What does understanding clients’ audience look like? – 16:09
Kyle: It seems like audience is a big factor on what the video actually looks like. What does understanding your client’s audience look like for you?
Chad: A lot of times we’ll try to take a few different perspectives and blend them together. So for me, it’s understanding like what is the audience’s perception of your brand? Generally speaking. And then, what problem are we trying to solve for your audience? So if that’s recruitment, you know, you’re talking to a recruit or a potential new hire, and you’re trying to attract them. They’re trying to find a new job or looking to change careers or whatever that issue might be.
Chad: And then it’s really trying to understand that audience’s challenge, and we’re trying to solve that for their audience. So it’s kind of like an inception, double layer down, if you will.
Making videos for a company’s internal vs external audiences – 16:48
Kyle: I could see how somebody that already works at the company, this video is for them. They’re an internal audience. How does that change the video versus someone who’s not even aware of the company yet as an external audience?
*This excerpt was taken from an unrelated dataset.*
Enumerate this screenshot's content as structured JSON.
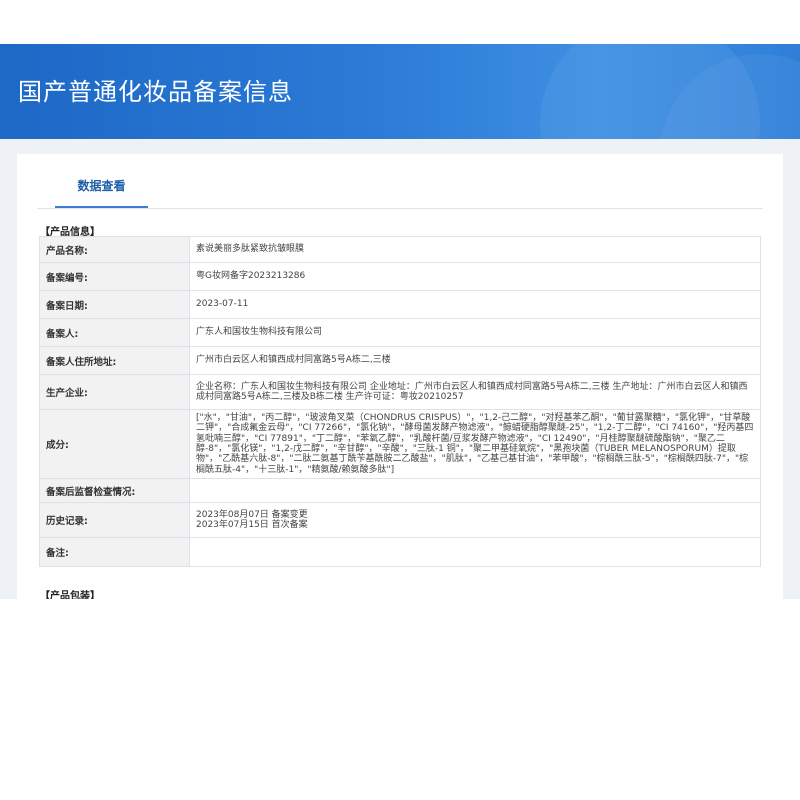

Chad: We’ve actually worked on a few projects where like, okay, “we’re making a mission video, we’re changing our mission. This is going to be for an internal audience and this is going to be for our external audience.” That’s happened a few times, but generally speaking, an internal audience, you already have that sort of built in brand awareness. So you don’t have to explain, this is who we are and what we do to the level of detail that you do with an external audience.
Chad: So there’s a lot of advantages to that. Assuming this is folks who have been within your organization for a few months, and it’s not new hires. They’re aware of your brand at the very least. They’re more than likely aware of what it is that you do. So it’s really understanding what message are we trying to communicate to this internal audience?
Chad: Are we changing a policy? Are we updating our brand, you know, and really kind of understanding what challenges that audience might have and being able to develop a concept that is interesting, is engaging, is something they may not expect and try to come up with concepts that with any video for me, it’s, you know, well, I’m going to have to watch this a bunch.
Chad: I’m going to have to shoot it. Proof it, concept it, et cetera. So I want to create a concept that’s interesting to me. And then putting that on the audience. You want them to feel engaged. You want them to be interested. You want them to pay attention. Somebody at the end of the day is going to have to watch this. You might as well make it entertaining for them.
Think about what you want the audience to do after watching the video – 18:18
Chad: Another important thing to think about with concepting is what do you want your audience to do after watching this? Like, what is that call to action? It’s crazy how often that gets overlooked. We’ll be in conversations with clients and we’ll be like, “okay, well, what do you want them to do? They watch this video and then what?”
Chad: And it’s kind of freakish how often they’re like, “I don’t, I don’t know, like what do we want them to do?” That’s almost the entire reason why you’re making this video. Right? So it’s like, where am I going? What action do you want them to take? And that’s oftentimes how you define, “is this video successful?”
Chad: Are people taking that action that you want them to do? Are they writing a check and giving you the donations? Are they applying for the course? Are they attending the event? Are they buying your product? You know, those are all important things. And I think that the concept overall needs to sort of push the viewer down that decision path and down the funnel to the point where you’re trying to inspire them or engage them to take that action, whatever it might be.
Outro – 19:19
Kyle: Well Chad, it’s been great talking with you today. Appreciate you coming on the show.
Chad: Sure thing
Kyle: We at the show want to thank Chad for taking the time to speak with us on his favorite day of the year 522, that’s May 22nd. To learn a little bit more about concepting, visit 522productions.com. Our podcasts come out on the 22nd of each month. Until next time I’m Kyle Finnegan, signing off.